  • The Starcraft II campaign has different kinds of those. On many missions, your Mission Control reveals portions of the map for you, usually those containing objectives. Certain types of units and buildings are not built at your base directly but arrive via "drop pods" from your Cool Starship — this includes all mercenary units, as well as, possibly, supply depots and barracks units depending on how you spend your protoss research points. This is a core mechanics in the Legacy of the Void campaign, giving you a whole set of support abilities to summon units or bombard locations across the map.
  • Achron's various time-manipulating abilities. They're so integrated into the gameplay mechanics and interface that it's easy to forget they are even support powers.
  • In Armor Games' Warfare 1917, over the course of nine levels the player gains the ability to call for mortar, heavy artillery, gas and armor-piercing shell attacks (in that order) against enemy targets. Clicking on other icons summons reinforcements.
  • In Dawn of War 2, each race generates a unique tertiary resource (ex, Waaagh! for Orks or Synapse for Tyranids) that is spent on such things as summoning turrets or deep-striking teleporting units.

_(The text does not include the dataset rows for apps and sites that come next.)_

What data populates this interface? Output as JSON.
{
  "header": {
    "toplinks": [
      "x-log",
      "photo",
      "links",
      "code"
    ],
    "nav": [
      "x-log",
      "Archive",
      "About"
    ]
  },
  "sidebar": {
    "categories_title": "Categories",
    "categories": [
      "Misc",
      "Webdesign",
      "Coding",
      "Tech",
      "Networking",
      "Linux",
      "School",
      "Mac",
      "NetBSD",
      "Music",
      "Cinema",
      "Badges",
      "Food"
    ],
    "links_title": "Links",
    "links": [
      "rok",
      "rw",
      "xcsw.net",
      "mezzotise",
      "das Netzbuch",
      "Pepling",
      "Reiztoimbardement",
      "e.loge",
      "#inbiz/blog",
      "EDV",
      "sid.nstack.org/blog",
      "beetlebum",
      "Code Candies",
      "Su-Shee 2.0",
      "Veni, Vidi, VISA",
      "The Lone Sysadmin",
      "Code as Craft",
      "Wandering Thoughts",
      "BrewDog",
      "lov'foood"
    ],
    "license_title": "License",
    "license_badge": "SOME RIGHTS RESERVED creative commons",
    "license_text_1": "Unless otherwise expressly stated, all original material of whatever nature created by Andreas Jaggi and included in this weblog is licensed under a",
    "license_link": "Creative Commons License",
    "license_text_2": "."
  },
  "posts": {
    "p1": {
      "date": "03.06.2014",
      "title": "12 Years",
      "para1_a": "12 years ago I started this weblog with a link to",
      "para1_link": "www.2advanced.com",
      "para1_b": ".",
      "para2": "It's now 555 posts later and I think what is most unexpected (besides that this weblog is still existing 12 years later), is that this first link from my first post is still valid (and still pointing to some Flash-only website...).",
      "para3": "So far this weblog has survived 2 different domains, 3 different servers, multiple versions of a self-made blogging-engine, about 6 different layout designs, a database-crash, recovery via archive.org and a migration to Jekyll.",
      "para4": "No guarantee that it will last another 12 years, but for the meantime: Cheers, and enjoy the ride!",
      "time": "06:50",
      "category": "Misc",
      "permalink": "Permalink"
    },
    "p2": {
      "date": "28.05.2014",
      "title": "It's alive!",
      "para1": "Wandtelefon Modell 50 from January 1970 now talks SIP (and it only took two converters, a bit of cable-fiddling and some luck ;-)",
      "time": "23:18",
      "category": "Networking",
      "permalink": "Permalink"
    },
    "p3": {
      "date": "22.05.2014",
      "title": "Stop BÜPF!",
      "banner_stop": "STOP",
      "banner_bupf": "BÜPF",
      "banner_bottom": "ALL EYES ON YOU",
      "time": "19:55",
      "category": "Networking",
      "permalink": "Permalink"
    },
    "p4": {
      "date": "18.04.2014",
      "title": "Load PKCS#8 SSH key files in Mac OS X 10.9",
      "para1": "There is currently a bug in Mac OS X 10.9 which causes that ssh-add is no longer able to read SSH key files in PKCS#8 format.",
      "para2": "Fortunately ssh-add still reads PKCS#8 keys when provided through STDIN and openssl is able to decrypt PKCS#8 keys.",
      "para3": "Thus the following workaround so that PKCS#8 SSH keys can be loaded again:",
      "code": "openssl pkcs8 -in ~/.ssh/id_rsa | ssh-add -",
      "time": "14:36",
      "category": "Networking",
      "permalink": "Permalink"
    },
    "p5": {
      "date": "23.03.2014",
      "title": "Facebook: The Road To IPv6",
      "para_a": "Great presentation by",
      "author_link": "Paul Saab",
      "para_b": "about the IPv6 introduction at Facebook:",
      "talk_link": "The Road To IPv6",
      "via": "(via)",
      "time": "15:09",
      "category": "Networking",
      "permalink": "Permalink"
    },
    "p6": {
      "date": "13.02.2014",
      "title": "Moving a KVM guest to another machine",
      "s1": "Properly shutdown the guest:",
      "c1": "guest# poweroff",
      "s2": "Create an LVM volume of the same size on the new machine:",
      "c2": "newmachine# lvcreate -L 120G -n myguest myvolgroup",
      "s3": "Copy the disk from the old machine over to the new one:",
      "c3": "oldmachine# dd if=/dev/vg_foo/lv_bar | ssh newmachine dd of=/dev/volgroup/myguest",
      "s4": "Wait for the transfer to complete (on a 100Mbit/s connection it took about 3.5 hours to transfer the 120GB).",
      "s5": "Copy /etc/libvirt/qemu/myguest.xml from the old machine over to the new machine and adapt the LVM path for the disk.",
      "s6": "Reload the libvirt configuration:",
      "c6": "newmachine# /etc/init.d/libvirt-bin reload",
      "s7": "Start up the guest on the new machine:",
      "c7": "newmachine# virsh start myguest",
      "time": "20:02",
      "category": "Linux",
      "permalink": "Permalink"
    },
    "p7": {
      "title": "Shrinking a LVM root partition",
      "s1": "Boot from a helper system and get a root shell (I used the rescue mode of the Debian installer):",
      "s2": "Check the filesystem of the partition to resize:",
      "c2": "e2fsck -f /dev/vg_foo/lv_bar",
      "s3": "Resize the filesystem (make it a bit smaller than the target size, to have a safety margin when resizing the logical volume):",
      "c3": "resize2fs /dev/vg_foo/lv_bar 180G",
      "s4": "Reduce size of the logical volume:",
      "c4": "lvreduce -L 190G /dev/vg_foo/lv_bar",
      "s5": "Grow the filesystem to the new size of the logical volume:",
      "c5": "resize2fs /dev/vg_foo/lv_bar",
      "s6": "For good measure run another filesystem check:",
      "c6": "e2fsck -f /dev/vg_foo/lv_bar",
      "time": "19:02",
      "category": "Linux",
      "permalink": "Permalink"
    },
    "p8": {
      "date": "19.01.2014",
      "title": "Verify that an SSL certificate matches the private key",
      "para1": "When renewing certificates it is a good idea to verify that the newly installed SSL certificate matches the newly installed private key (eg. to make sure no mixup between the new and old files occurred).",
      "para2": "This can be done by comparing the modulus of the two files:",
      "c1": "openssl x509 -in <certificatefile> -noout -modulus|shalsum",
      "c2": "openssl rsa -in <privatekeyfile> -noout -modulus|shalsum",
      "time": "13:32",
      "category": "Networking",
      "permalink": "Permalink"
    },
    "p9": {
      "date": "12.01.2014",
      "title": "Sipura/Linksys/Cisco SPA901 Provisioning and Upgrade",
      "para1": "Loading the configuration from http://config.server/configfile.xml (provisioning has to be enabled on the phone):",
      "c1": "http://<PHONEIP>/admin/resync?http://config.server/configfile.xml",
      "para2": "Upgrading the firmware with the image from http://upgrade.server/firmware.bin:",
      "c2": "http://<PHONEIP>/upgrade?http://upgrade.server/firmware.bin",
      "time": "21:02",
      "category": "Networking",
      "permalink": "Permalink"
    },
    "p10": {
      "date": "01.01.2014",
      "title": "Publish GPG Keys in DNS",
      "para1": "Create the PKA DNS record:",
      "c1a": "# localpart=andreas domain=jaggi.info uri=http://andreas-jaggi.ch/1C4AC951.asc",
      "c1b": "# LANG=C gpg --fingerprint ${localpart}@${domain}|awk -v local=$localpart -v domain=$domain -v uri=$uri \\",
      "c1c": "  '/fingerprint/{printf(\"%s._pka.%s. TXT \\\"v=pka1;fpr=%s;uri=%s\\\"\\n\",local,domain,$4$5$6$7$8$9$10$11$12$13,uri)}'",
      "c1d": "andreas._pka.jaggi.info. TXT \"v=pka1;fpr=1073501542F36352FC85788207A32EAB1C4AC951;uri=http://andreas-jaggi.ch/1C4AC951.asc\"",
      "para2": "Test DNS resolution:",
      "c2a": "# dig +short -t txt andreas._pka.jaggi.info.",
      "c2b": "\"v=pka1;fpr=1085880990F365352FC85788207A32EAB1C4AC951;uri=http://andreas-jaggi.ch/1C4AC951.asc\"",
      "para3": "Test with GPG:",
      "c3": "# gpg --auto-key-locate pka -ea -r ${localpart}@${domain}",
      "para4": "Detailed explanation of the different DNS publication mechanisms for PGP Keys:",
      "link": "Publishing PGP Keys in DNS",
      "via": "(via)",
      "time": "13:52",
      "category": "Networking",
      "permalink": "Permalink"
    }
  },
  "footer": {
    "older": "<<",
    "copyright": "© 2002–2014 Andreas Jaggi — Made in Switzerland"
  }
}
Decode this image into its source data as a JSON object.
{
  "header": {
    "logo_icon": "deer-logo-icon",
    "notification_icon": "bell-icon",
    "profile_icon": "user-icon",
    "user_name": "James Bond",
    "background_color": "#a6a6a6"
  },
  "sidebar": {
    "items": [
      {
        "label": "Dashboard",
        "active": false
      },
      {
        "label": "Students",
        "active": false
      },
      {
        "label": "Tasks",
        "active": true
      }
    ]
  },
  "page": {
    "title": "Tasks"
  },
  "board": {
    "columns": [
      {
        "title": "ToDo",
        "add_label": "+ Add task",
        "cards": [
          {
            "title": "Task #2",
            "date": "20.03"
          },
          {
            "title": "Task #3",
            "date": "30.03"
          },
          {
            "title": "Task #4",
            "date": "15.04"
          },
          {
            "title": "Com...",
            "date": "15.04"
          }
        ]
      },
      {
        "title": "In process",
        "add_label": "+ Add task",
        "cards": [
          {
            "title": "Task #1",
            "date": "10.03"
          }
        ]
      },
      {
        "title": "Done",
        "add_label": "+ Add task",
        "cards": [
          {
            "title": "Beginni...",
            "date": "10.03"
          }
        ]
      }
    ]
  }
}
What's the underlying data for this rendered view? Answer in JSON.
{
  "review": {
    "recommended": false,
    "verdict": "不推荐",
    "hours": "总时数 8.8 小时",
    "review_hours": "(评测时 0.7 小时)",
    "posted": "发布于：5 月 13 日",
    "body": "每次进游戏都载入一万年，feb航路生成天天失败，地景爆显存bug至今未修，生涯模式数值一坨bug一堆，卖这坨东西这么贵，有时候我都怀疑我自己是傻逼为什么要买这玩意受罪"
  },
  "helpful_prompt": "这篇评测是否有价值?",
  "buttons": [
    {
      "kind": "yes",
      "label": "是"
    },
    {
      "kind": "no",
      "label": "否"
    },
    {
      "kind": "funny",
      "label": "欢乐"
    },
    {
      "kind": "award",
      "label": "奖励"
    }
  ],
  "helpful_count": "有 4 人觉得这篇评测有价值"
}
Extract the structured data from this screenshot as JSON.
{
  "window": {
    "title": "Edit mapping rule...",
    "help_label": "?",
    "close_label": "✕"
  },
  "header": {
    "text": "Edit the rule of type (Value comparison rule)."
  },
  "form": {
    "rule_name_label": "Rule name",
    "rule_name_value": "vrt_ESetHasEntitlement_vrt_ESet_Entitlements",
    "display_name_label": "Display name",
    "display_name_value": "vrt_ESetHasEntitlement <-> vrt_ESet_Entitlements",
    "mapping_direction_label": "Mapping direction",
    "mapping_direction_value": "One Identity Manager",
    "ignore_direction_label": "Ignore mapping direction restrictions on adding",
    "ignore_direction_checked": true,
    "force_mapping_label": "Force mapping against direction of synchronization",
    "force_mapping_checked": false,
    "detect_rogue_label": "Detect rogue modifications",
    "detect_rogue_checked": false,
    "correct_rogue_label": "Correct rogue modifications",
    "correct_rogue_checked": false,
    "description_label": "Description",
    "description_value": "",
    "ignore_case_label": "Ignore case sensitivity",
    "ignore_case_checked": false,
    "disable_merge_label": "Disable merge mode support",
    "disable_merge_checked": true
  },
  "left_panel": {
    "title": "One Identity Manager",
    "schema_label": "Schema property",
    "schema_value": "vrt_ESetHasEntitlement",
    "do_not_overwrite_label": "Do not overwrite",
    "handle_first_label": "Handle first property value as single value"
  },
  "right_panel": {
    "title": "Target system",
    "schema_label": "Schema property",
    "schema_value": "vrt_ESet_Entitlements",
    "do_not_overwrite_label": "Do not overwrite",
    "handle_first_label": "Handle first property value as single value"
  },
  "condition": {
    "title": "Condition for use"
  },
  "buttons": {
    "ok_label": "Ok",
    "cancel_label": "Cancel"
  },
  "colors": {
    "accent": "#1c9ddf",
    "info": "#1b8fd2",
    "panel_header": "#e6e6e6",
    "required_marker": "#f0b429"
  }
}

  • Fairies from Girls' Frontline are hybrid of the Point Buy and Building categories. The primary way to obtain fairies is by crafting them through Heavy Equipment Production. Depending on the particular fairy in question, they have abilities ranging from giving buffs to your T-Dolls, calling in off-map artillery support, or allowing an echelon to paradrop in the middle of a hostile territory. Activating these abilities cost certain amounts of "Support Orders", which regenerate overtime up to a cap. It is possible to improve this cap and regeneration rate by upgrading furniture in the Fairy Lodge screen.

Examples from other genres:

  • In Super Robot Wars OG Saga: Endless Frontier, the characters stuck in your back row once you've exceeded Arbitrary Headcount Limit can do this. (To say nothing of the deep pockets you get for the Party in My Pocket come the sequel, where rotating back-row support goes hand-in-hand with a separate tier of pure support characters.)
  • In League of Legends, in which you play a "Summoner" controlling a champion for use as an avatar, each player gets two slots for these powers and has to choose which of about 10 spells s/he is going to bring. They range from "Immediate champion healing" to "Flash Step" to "Kill It with Fire," and many of them can only be deployed in a certain range around your champion.
  • Hearthstone: Every class has a unique Hero Power, which is a 2 mana (1 mana for the Demon Hunter) ability that has a minor effect and can be used once a turn. It's very mana inefficient - for example, the Paladin hero power summons a 1/1 minion with no effect, something you can play for 0 mana typically - but costs no card advantage to use. It's also nice when your starting hand is terrible, giving you something to do at the very least.
Helldivers II has Stratagems, which launch orbital bombardments, stunning EMP barrages, and drops sentry turrets on the field.